    If we don?t start NOW! Then nothing is ever going to change and it?s only going to make it easier for the common cyber criminal to commit crimes against us! And invade our personal security which, becomes harder and harder to protect your ID, day after day, and now it seems more and more like it?s a world wide conspiracy being perpetrated, against you and I ?US? the (Consumer), and when do nothing that?s when we all truly become Victims!

    Your Online Security Authority
    Bill Wardell
    http://www.onlinesecurityauthority.com/
    OSAuthority
    • (nt)quit spamming

      ...
      toadlife
      • Toadlife: Personal Foul.

        Just because someone has their website in their sig doesn't give you the right to blast them for spamming. 'Nuff said.
        Raymond Danner
    • Amen

      Right on, Bill. We have passed over the threshold of rhetorical Windows 'BS' and are now actually standing in it knee deep. For me, it looks like a MAC next box around.
      professordnm
  • Not Convincible

    It all depends on the skills of the person doing migration. Vista should be easy. I see the Mac marketing person did this and giving all credit to it.
    tech_savvy
    • mac xfr

      I've just recently added some macs to the mix of machines in my shop. The first migration was from a mini to a macbook. Having built PCs and installed OEM windows many times I was prepared to have the mac migration only move over personal files and folders, bookmarks, etc. I was shocked and pleased to find that it had moved over Office for Mac, too. That was nice! Firewire, which was OK with me, even though I have a heavyduty network in place.

      I'm not moving to Vista, but the last XP-XP migration I did wasn't any harder (I used the transfer wizard). The thing is, it moved over nothing beyond my own folders and settings. I had to reinstall 100% of my applications.

      So this old windows guy says that the OSX migration tools get you much much farther towards what you want than the XP ones do.
      alpha_server
    • Windows vs. Mac: Mac wins. Again.

      [i]It all depends on the skills of the person doing migration. Vista should be easy. I see the Mac marketing person did this and giving all credit to it.[/i]
      It shouldn't depend on the skill of the user. Most mere mortals (remember, many of us are IT pros here) would have no chance at all of a success, given the reported difficulties faced by this man.

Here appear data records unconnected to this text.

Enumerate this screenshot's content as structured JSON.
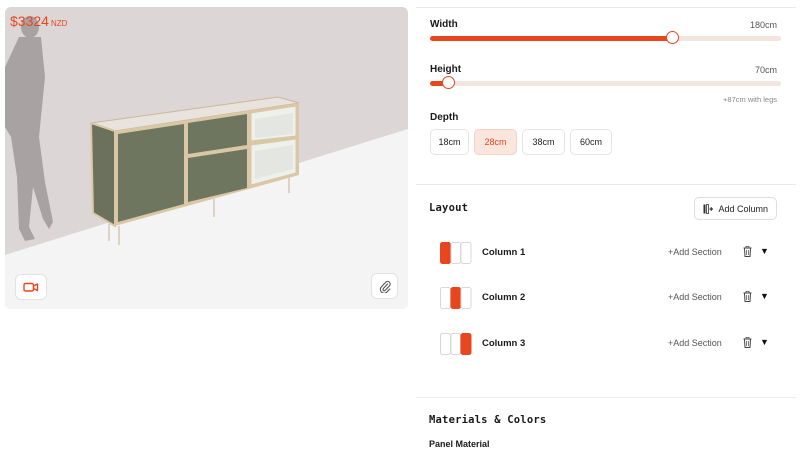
{
  "preview": {
    "price": "$3324",
    "currency": "NZD",
    "camera_icon": "video-camera-icon",
    "clip_icon": "paperclip-icon"
  },
  "dimensions": {
    "width": {
      "label": "Width",
      "value": "180cm",
      "fraction": 0.69
    },
    "height": {
      "label": "Height",
      "value": "70cm",
      "fraction": 0.05
    },
    "legs_note": "+87cm with legs"
  },
  "depth": {
    "label": "Depth",
    "options": [
      "18cm",
      "28cm",
      "38cm",
      "60cm"
    ],
    "selected": "28cm"
  },
  "layout": {
    "title": "Layout",
    "add_column_label": "Add Column",
    "columns": [
      {
        "name": "Column 1",
        "add_section": "+Add Section",
        "highlight": 1
      },
      {
        "name": "Column 2",
        "add_section": "+Add Section",
        "highlight": 2
      },
      {
        "name": "Column 3",
        "add_section": "+Add Section",
        "highlight": 3
      }
    ]
  },
  "materials": {
    "title": "Materials & Colors",
    "panel_material_label": "Panel Material"
  },
  "colors": {
    "accent": "#e8461f",
    "accent_light": "#fbe6dd",
    "cabinet_green": "#6f7660"
  }
}
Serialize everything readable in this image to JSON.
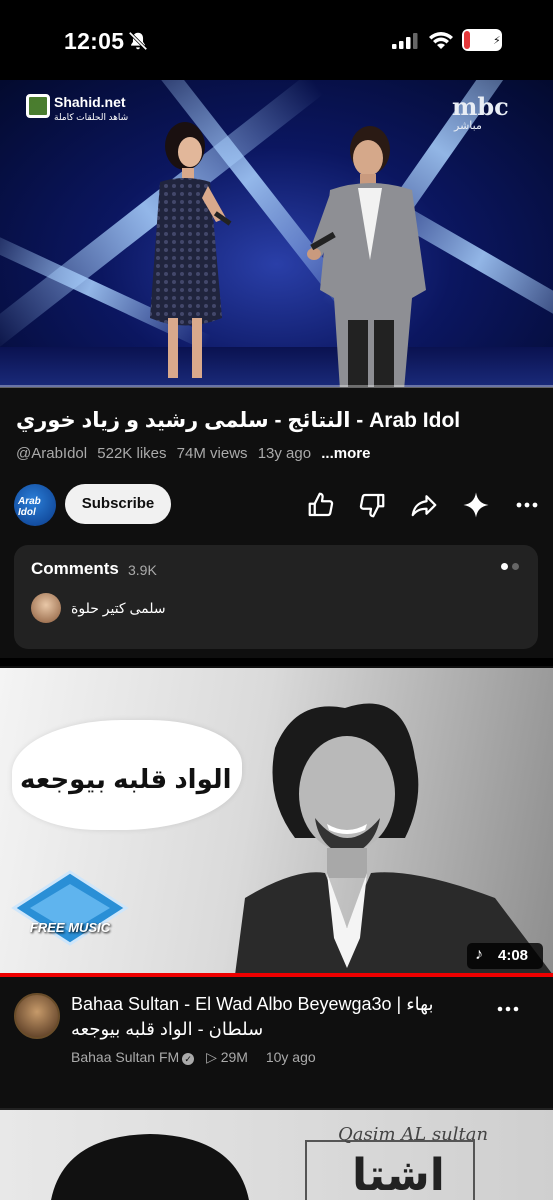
{
  "status_bar": {
    "time": "12:05",
    "battery": "16",
    "battery_level": 0.16,
    "icons": [
      "bell-off-icon",
      "cellular-signal-icon",
      "wifi-icon",
      "battery-icon"
    ]
  },
  "player": {
    "watermark_left_name": "Shahid.net",
    "watermark_left_sub": "شاهد الحلقات كاملة",
    "watermark_right_name": "mbc",
    "watermark_right_sub": "مباشر",
    "progress": 0
  },
  "video": {
    "title": "النتائج - سلمى رشيد و زياد خوري - Arab Idol",
    "channel_handle": "@ArabIdol",
    "likes": "522K likes",
    "views": "74M views",
    "age": "13y ago",
    "more_label": "...more",
    "channel_avatar_text": "Arab Idol",
    "subscribe_label": "Subscribe"
  },
  "actions": [
    {
      "icon": "like-icon"
    },
    {
      "icon": "dislike-icon"
    },
    {
      "icon": "share-icon"
    },
    {
      "icon": "sparkle-icon"
    },
    {
      "icon": "more-options-icon"
    }
  ],
  "comments": {
    "label": "Comments",
    "count": "3.9K",
    "top_comment": "سلمى كتير حلوة"
  },
  "next_video": {
    "thumbnail_title": "الواد قلبه بيوجعه",
    "thumbnail_logo": "FREE MUSIC",
    "duration": "4:08",
    "progress": 1.0,
    "title": "Bahaa Sultan - El Wad Albo Beyewga3o | بهاء سلطان - الواد قلبه بيوجعه",
    "channel": "Bahaa Sultan FM",
    "views": "29M",
    "age": "10y ago"
  },
  "third_video": {
    "thumbnail_text": "Qasim AL sultan",
    "thumbnail_big": "اشتا"
  }
}
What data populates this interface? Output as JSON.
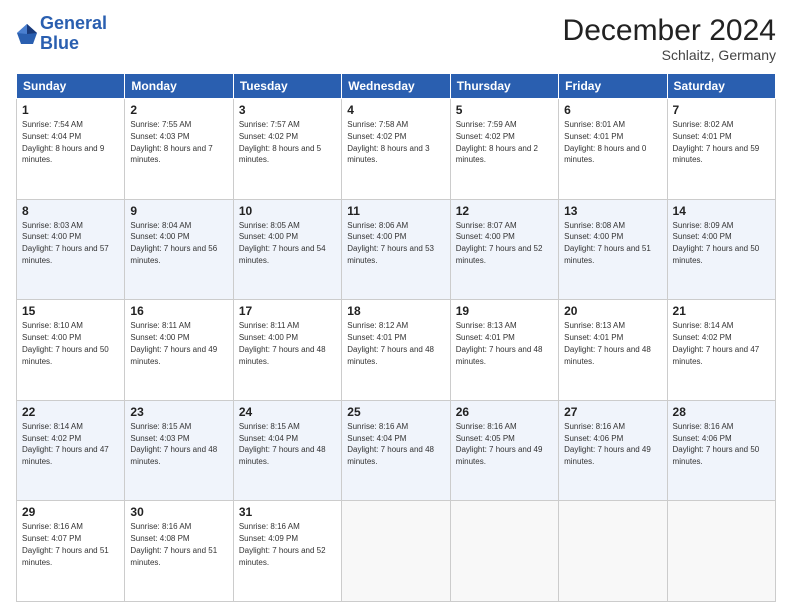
{
  "logo": {
    "line1": "General",
    "line2": "Blue"
  },
  "title": "December 2024",
  "location": "Schlaitz, Germany",
  "weekdays": [
    "Sunday",
    "Monday",
    "Tuesday",
    "Wednesday",
    "Thursday",
    "Friday",
    "Saturday"
  ],
  "weeks": [
    [
      {
        "day": "1",
        "sunrise": "Sunrise: 7:54 AM",
        "sunset": "Sunset: 4:04 PM",
        "daylight": "Daylight: 8 hours and 9 minutes."
      },
      {
        "day": "2",
        "sunrise": "Sunrise: 7:55 AM",
        "sunset": "Sunset: 4:03 PM",
        "daylight": "Daylight: 8 hours and 7 minutes."
      },
      {
        "day": "3",
        "sunrise": "Sunrise: 7:57 AM",
        "sunset": "Sunset: 4:02 PM",
        "daylight": "Daylight: 8 hours and 5 minutes."
      },
      {
        "day": "4",
        "sunrise": "Sunrise: 7:58 AM",
        "sunset": "Sunset: 4:02 PM",
        "daylight": "Daylight: 8 hours and 3 minutes."
      },
      {
        "day": "5",
        "sunrise": "Sunrise: 7:59 AM",
        "sunset": "Sunset: 4:02 PM",
        "daylight": "Daylight: 8 hours and 2 minutes."
      },
      {
        "day": "6",
        "sunrise": "Sunrise: 8:01 AM",
        "sunset": "Sunset: 4:01 PM",
        "daylight": "Daylight: 8 hours and 0 minutes."
      },
      {
        "day": "7",
        "sunrise": "Sunrise: 8:02 AM",
        "sunset": "Sunset: 4:01 PM",
        "daylight": "Daylight: 7 hours and 59 minutes."
      }
    ],
    [
      {
        "day": "8",
        "sunrise": "Sunrise: 8:03 AM",
        "sunset": "Sunset: 4:00 PM",
        "daylight": "Daylight: 7 hours and 57 minutes."
      },
      {
        "day": "9",
        "sunrise": "Sunrise: 8:04 AM",
        "sunset": "Sunset: 4:00 PM",
        "daylight": "Daylight: 7 hours and 56 minutes."
      },
      {
        "day": "10",
        "sunrise": "Sunrise: 8:05 AM",
        "sunset": "Sunset: 4:00 PM",
        "daylight": "Daylight: 7 hours and 54 minutes."
      },
      {
        "day": "11",
        "sunrise": "Sunrise: 8:06 AM",
        "sunset": "Sunset: 4:00 PM",
        "daylight": "Daylight: 7 hours and 53 minutes."
      },
      {
        "day": "12",
        "sunrise": "Sunrise: 8:07 AM",
        "sunset": "Sunset: 4:00 PM",
        "daylight": "Daylight: 7 hours and 52 minutes."
      },
      {
        "day": "13",
        "sunrise": "Sunrise: 8:08 AM",
        "sunset": "Sunset: 4:00 PM",
        "daylight": "Daylight: 7 hours and 51 minutes."
      },
      {
        "day": "14",
        "sunrise": "Sunrise: 8:09 AM",
        "sunset": "Sunset: 4:00 PM",
        "daylight": "Daylight: 7 hours and 50 minutes."
      }
    ],
    [
      {
        "day": "15",
        "sunrise": "Sunrise: 8:10 AM",
        "sunset": "Sunset: 4:00 PM",
        "daylight": "Daylight: 7 hours and 50 minutes."
      },
      {
        "day": "16",
        "sunrise": "Sunrise: 8:11 AM",
        "sunset": "Sunset: 4:00 PM",
        "daylight": "Daylight: 7 hours and 49 minutes."
      },
      {
        "day": "17",
        "sunrise": "Sunrise: 8:11 AM",
        "sunset": "Sunset: 4:00 PM",
        "daylight": "Daylight: 7 hours and 48 minutes."
      },
      {
        "day": "18",
        "sunrise": "Sunrise: 8:12 AM",
        "sunset": "Sunset: 4:01 PM",
        "daylight": "Daylight: 7 hours and 48 minutes."
      },
      {
        "day": "19",
        "sunrise": "Sunrise: 8:13 AM",
        "sunset": "Sunset: 4:01 PM",
        "daylight": "Daylight: 7 hours and 48 minutes."
      },
      {
        "day": "20",
        "sunrise": "Sunrise: 8:13 AM",
        "sunset": "Sunset: 4:01 PM",
        "daylight": "Daylight: 7 hours and 48 minutes."
      },
      {
        "day": "21",
        "sunrise": "Sunrise: 8:14 AM",
        "sunset": "Sunset: 4:02 PM",
        "daylight": "Daylight: 7 hours and 47 minutes."
      }
    ],
    [
      {
        "day": "22",
        "sunrise": "Sunrise: 8:14 AM",
        "sunset": "Sunset: 4:02 PM",
        "daylight": "Daylight: 7 hours and 47 minutes."
      },
      {
        "day": "23",
        "sunrise": "Sunrise: 8:15 AM",
        "sunset": "Sunset: 4:03 PM",
        "daylight": "Daylight: 7 hours and 48 minutes."
      },
      {
        "day": "24",
        "sunrise": "Sunrise: 8:15 AM",
        "sunset": "Sunset: 4:04 PM",
        "daylight": "Daylight: 7 hours and 48 minutes."
      },
      {
        "day": "25",
        "sunrise": "Sunrise: 8:16 AM",
        "sunset": "Sunset: 4:04 PM",
        "daylight": "Daylight: 7 hours and 48 minutes."
      },
      {
        "day": "26",
        "sunrise": "Sunrise: 8:16 AM",
        "sunset": "Sunset: 4:05 PM",
        "daylight": "Daylight: 7 hours and 49 minutes."
      },
      {
        "day": "27",
        "sunrise": "Sunrise: 8:16 AM",
        "sunset": "Sunset: 4:06 PM",
        "daylight": "Daylight: 7 hours and 49 minutes."
      },
      {
        "day": "28",
        "sunrise": "Sunrise: 8:16 AM",
        "sunset": "Sunset: 4:06 PM",
        "daylight": "Daylight: 7 hours and 50 minutes."
      }
    ],
    [
      {
        "day": "29",
        "sunrise": "Sunrise: 8:16 AM",
        "sunset": "Sunset: 4:07 PM",
        "daylight": "Daylight: 7 hours and 51 minutes."
      },
      {
        "day": "30",
        "sunrise": "Sunrise: 8:16 AM",
        "sunset": "Sunset: 4:08 PM",
        "daylight": "Daylight: 7 hours and 51 minutes."
      },
      {
        "day": "31",
        "sunrise": "Sunrise: 8:16 AM",
        "sunset": "Sunset: 4:09 PM",
        "daylight": "Daylight: 7 hours and 52 minutes."
      },
      null,
      null,
      null,
      null
    ]
  ]
}
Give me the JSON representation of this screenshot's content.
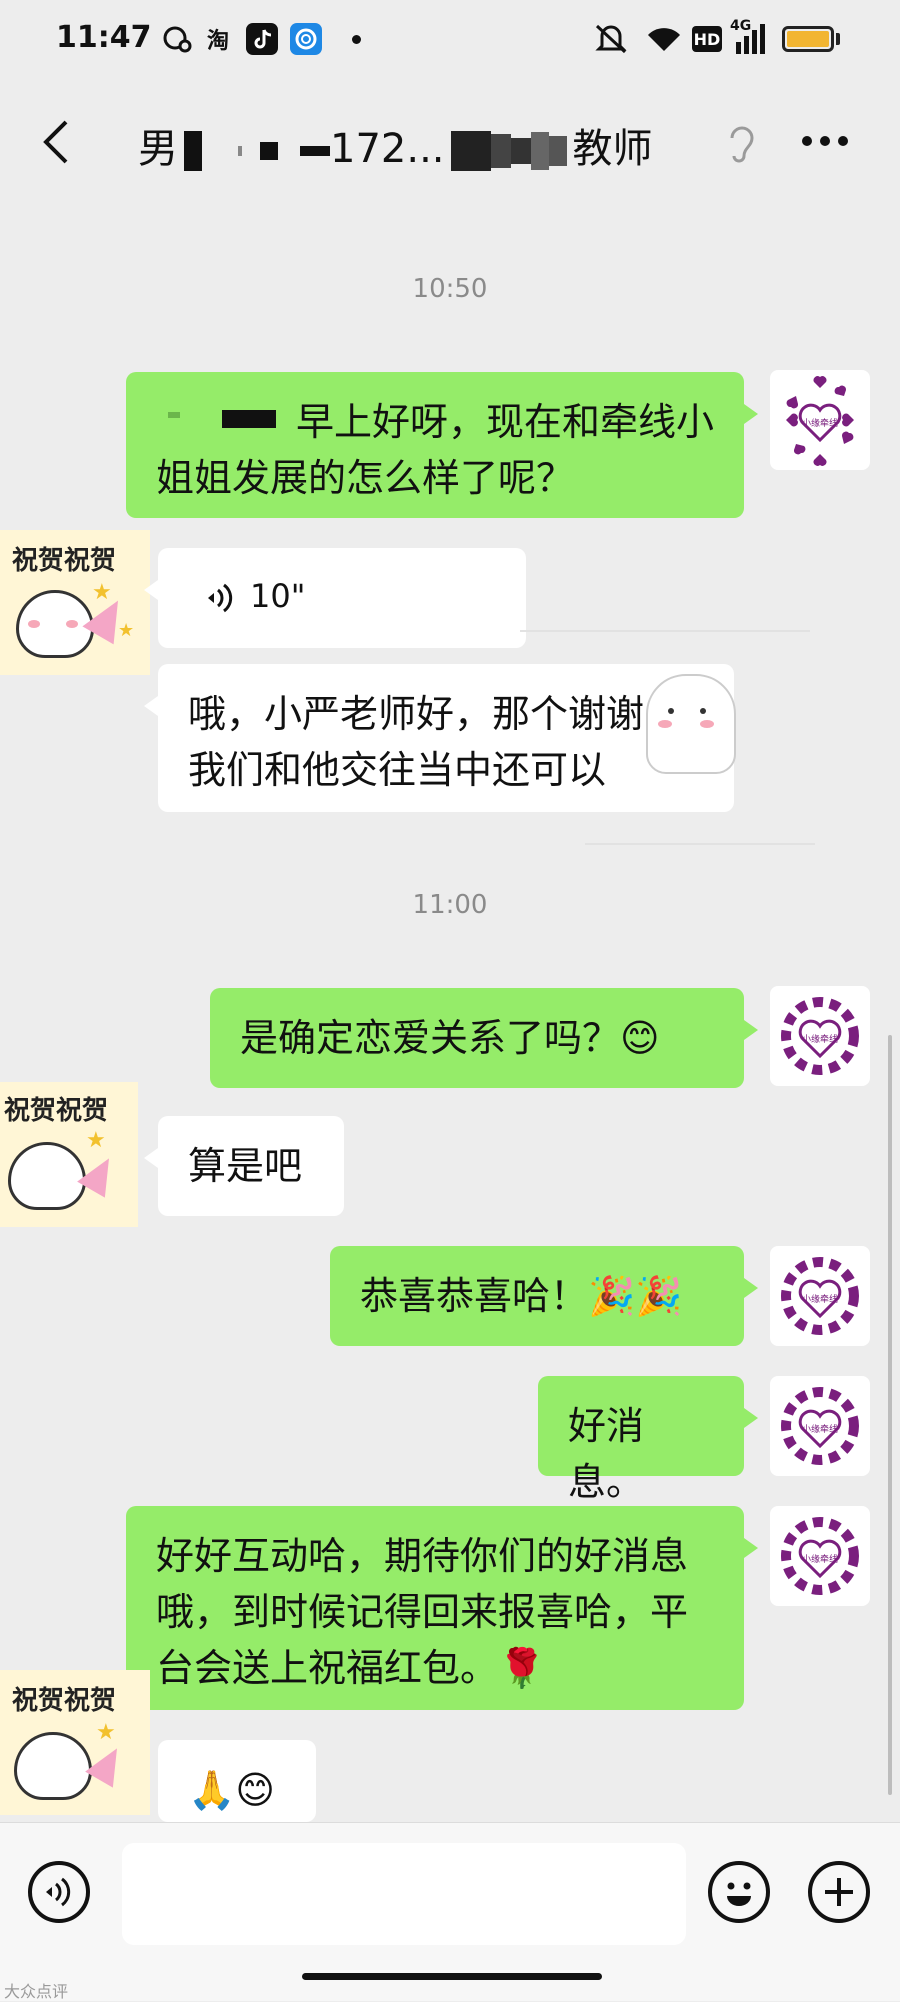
{
  "status_bar": {
    "time": "11:47",
    "notif_icons": [
      "chat-bubble-icon",
      "taobao-icon",
      "tiktok-icon",
      "app-icon",
      "dot-icon"
    ],
    "right_icons": [
      "mute-icon",
      "wifi-icon",
      "hd-icon",
      "4g-signal-icon",
      "battery-icon"
    ],
    "hd_label": "HD",
    "network_label": "4G",
    "battery_color": "#f2b531"
  },
  "nav": {
    "title_prefix": "男",
    "title_middle": "172...",
    "title_suffix": "教师"
  },
  "messages": {
    "ts1": "10:50",
    "m1": "早上好呀，现在和牵线小姐姐发展的怎么样了呢？",
    "voice_duration": "10\"",
    "m3": "哦，小严老师好，那个谢谢我们和他交往当中还可以",
    "ts2": "11:00",
    "m4": "是确定恋爱关系了吗？😊",
    "m5": "算是吧",
    "m6": "恭喜恭喜哈！🎉🎉",
    "m7": "好消息。",
    "m8": "好好互动哈，期待你们的好消息哦，到时候记得回来报喜哈，平台会送上祝福红包。🌹",
    "m9": "🙏😊"
  },
  "avatars": {
    "self_label": "小缘牵线",
    "user_sticker_text": "祝贺祝贺"
  },
  "colors": {
    "outgoing_bubble": "#95ec69",
    "incoming_bubble": "#ffffff",
    "background": "#ededed",
    "heart": "#7a1f7e"
  },
  "watermark": "大众点评"
}
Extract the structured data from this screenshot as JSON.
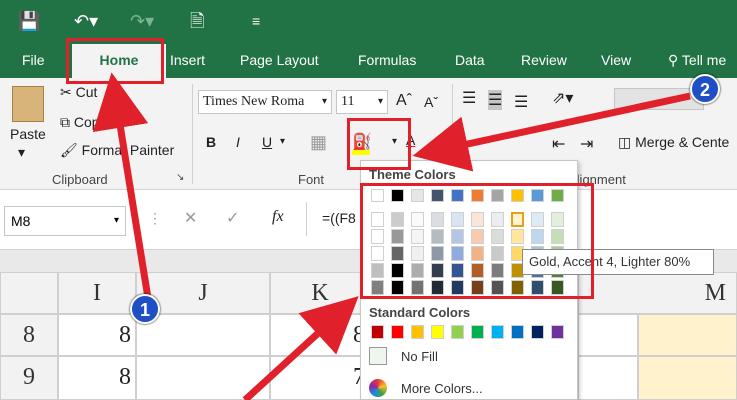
{
  "tabs": {
    "file": "File",
    "home": "Home",
    "insert": "Insert",
    "page_layout": "Page Layout",
    "formulas": "Formulas",
    "data": "Data",
    "review": "Review",
    "view": "View",
    "tell_me": "Tell me"
  },
  "ribbon": {
    "paste": "Paste",
    "cut": "Cut",
    "copy": "Copy",
    "format_painter": "Format Painter",
    "clipboard_label": "Clipboard",
    "font_name": "Times New Roma",
    "font_size": "11",
    "font_label": "Font",
    "bold": "B",
    "italic": "I",
    "underline": "U",
    "merge_center": "Merge & Cente",
    "alignment_label": "Alignment"
  },
  "formula_bar": {
    "name_box": "M8",
    "fx": "fx",
    "formula": "=((F8"
  },
  "columns": [
    "I",
    "J",
    "K",
    "M"
  ],
  "rows": [
    {
      "num": "8",
      "i": "8",
      "k": "8"
    },
    {
      "num": "9",
      "i": "8",
      "k": "7"
    }
  ],
  "dropdown": {
    "theme_colors": "Theme Colors",
    "standard_colors": "Standard Colors",
    "no_fill": "No Fill",
    "more_colors": "More Colors..."
  },
  "tooltip": "Gold, Accent 4, Lighter 80%",
  "badges": [
    "1",
    "2"
  ],
  "colors": {
    "accent": "#217346",
    "highlight": "#e0202a",
    "badge": "#1f4fc4",
    "theme_top": [
      "#ffffff",
      "#000000",
      "#e7e6e6",
      "#44546a",
      "#4472c4",
      "#ed7d31",
      "#a5a5a5",
      "#ffc000",
      "#5b9bd5",
      "#70ad47"
    ],
    "standard": [
      "#c00000",
      "#ff0000",
      "#ffc000",
      "#ffff00",
      "#92d050",
      "#00b050",
      "#00b0f0",
      "#0070c0",
      "#002060",
      "#7030a0"
    ]
  }
}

      There is no reason (other than M$ BS) not to allow a transfer of applications from one Windows box to another. (And by "transfer", I mean actually moving the apps, not copying them to use on the new machine as well as the old) Unfortunately, as I can attest myself, it is close to impossible to do this task under Windows without 3rd party software, and with the vast pool of experience and money Microsoft has to play with, that is /inexcusable/.
      Raymond Danner
    • Mac marketing person?

      What the hell are you talking about? I'm not a marketer, have been a
      technology reporter for two decades and have worked on dozens of
      development projects across both platforms.

      Following the instructions provided, Vista Windows Easy Transfer doesn't
      work.
      Mitch Ratcliffe